__TASK PROMPT__. A single number is required: how many lines in the records below contain "Wall".

__SOURCE MATERIAL__.
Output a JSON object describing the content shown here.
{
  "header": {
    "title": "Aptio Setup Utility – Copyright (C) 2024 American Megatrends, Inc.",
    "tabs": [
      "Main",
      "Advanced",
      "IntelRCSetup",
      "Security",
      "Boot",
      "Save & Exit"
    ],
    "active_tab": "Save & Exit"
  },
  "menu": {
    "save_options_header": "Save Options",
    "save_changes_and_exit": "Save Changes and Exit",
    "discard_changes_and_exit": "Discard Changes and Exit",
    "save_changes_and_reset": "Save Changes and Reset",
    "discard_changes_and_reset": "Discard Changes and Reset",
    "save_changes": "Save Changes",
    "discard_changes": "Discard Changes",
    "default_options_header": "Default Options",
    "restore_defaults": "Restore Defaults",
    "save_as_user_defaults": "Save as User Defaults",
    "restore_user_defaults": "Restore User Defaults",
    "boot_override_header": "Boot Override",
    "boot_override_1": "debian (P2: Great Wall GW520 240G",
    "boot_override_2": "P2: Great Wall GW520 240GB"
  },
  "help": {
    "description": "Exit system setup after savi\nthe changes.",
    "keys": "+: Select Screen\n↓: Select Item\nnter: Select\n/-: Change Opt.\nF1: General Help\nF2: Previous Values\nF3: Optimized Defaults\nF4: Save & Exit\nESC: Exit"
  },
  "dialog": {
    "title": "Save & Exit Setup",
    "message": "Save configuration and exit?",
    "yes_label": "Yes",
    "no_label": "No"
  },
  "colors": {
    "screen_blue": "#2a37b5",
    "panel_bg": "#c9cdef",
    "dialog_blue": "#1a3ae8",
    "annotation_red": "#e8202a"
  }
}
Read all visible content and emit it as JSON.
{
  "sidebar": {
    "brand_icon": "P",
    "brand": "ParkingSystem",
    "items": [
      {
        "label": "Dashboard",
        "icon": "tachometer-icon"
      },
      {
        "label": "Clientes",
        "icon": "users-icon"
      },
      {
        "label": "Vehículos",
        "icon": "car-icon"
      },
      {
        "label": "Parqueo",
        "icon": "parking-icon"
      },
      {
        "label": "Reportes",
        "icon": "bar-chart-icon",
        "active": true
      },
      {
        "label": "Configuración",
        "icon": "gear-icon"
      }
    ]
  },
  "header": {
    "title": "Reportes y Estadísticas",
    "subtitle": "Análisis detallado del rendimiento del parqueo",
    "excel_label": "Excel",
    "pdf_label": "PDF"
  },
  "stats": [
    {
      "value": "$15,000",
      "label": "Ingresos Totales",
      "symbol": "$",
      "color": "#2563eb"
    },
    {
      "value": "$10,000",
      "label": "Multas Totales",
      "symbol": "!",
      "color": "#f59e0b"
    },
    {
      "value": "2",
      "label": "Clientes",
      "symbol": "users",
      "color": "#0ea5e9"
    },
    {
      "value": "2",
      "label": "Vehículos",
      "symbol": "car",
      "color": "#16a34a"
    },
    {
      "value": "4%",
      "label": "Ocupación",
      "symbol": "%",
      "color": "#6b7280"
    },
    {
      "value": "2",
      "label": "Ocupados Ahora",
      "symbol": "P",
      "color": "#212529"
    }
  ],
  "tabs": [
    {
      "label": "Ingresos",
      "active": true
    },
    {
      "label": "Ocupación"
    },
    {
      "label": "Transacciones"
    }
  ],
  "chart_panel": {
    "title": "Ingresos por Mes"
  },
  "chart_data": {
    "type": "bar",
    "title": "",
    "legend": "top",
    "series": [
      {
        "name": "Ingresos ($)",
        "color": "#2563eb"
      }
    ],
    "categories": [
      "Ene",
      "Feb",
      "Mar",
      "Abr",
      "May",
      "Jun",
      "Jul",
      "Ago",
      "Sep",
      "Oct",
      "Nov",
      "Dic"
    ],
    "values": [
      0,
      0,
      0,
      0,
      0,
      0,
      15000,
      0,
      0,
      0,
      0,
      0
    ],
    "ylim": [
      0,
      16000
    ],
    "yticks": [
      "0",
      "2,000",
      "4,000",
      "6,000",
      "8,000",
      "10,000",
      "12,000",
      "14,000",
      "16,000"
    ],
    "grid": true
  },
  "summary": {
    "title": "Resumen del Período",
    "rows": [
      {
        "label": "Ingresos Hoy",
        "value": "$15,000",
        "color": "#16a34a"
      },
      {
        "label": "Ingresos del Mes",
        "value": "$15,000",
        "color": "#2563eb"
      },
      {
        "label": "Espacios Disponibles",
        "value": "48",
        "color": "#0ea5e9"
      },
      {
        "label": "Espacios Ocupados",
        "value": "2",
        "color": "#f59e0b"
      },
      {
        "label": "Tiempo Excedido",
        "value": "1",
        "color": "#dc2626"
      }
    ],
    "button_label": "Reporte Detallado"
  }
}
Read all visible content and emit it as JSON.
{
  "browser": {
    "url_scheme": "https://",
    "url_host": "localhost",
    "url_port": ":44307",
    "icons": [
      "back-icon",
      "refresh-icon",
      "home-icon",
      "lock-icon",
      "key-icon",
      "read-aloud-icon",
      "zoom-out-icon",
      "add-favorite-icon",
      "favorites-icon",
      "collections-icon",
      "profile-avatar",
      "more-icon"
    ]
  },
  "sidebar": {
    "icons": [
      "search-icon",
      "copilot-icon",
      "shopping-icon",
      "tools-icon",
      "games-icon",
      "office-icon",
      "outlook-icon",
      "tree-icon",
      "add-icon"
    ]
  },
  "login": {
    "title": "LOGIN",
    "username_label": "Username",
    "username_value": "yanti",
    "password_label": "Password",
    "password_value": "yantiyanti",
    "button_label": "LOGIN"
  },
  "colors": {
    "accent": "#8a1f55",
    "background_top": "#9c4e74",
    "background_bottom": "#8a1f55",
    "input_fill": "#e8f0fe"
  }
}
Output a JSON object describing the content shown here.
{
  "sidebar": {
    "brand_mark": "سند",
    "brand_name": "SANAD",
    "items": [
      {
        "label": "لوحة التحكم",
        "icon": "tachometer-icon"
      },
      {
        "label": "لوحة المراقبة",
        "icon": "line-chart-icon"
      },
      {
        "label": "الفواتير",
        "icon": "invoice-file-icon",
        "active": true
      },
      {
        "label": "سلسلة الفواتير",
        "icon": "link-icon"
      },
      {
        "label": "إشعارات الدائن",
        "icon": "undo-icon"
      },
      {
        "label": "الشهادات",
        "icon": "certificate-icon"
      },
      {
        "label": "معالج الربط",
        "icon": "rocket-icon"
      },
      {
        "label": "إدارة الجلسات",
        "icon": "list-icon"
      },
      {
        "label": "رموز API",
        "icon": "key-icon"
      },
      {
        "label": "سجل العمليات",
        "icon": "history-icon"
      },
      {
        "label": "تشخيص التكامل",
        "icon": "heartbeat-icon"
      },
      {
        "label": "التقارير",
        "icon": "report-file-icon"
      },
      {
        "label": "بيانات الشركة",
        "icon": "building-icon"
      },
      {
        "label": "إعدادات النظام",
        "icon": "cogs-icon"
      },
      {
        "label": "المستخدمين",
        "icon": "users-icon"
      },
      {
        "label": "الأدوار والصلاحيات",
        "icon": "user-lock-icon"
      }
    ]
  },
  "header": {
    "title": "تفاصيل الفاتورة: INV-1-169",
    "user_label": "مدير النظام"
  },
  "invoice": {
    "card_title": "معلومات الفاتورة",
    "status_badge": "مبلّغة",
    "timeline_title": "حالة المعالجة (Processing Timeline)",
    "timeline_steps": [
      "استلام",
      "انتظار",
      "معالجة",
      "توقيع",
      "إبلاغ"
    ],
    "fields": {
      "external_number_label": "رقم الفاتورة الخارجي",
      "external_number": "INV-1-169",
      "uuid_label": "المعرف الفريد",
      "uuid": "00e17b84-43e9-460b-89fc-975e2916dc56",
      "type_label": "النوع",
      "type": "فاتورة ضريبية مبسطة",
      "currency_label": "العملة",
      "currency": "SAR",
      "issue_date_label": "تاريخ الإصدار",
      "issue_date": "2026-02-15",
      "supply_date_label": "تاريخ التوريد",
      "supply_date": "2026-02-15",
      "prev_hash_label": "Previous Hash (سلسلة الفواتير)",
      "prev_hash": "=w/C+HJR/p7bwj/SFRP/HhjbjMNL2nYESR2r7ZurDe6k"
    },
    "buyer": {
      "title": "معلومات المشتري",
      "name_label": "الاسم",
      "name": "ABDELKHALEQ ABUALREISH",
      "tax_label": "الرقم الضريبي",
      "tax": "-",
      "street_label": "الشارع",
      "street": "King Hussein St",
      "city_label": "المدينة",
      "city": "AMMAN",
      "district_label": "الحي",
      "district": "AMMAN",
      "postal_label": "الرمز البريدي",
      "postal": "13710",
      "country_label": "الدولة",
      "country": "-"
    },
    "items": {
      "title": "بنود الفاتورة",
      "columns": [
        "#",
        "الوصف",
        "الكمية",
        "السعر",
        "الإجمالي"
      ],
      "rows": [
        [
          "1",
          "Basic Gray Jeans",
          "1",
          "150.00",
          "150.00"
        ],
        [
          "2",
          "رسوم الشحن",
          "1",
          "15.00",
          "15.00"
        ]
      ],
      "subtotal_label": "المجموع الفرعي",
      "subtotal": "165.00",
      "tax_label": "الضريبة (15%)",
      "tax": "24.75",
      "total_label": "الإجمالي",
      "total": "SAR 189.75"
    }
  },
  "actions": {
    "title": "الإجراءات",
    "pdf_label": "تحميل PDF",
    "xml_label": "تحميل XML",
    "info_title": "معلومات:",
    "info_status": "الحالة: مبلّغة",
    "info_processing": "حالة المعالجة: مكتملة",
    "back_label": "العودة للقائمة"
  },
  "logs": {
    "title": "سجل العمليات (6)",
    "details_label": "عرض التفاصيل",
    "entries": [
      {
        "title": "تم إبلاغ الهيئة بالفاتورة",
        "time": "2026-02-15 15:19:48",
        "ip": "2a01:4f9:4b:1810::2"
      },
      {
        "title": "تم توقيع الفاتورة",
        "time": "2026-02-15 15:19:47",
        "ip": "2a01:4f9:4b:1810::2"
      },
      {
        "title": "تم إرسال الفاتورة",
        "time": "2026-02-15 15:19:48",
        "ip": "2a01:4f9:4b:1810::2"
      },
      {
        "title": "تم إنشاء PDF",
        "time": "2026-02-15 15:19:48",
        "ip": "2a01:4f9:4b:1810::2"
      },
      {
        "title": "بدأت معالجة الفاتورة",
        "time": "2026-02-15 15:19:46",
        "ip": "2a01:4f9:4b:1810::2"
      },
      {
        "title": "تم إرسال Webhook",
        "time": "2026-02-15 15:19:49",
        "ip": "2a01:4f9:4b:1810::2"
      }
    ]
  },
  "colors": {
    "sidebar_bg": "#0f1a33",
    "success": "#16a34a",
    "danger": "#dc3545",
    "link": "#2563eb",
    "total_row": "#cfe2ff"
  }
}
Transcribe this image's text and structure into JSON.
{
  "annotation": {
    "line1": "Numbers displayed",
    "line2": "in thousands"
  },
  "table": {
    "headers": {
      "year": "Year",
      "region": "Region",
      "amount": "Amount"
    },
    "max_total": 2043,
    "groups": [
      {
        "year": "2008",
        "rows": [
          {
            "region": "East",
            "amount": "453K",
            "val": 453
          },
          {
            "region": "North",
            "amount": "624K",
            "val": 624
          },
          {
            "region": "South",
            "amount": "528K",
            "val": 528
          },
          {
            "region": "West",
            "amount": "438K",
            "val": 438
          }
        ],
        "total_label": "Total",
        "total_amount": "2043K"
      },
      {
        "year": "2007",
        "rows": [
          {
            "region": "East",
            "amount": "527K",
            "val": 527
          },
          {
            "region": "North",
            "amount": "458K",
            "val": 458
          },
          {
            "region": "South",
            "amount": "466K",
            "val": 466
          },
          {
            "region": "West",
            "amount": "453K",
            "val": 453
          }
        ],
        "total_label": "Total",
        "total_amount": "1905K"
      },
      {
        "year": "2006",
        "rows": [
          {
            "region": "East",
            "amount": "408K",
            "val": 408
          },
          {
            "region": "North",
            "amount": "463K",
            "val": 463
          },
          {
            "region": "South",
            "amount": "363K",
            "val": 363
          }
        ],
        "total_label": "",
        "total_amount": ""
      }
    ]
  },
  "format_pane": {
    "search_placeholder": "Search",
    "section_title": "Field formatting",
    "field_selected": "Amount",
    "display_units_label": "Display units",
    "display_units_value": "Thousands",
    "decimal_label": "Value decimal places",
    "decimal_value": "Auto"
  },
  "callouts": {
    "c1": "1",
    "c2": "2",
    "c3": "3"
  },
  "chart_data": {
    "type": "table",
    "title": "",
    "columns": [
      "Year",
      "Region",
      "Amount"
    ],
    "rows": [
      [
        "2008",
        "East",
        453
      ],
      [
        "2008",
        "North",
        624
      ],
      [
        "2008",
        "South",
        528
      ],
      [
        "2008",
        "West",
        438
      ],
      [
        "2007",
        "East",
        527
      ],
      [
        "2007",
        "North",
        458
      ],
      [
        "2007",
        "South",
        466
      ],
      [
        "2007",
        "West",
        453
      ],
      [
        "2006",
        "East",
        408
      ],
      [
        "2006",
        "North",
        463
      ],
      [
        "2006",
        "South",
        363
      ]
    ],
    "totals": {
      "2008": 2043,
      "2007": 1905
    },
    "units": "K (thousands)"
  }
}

__EXERCISE OUTPUT__. 2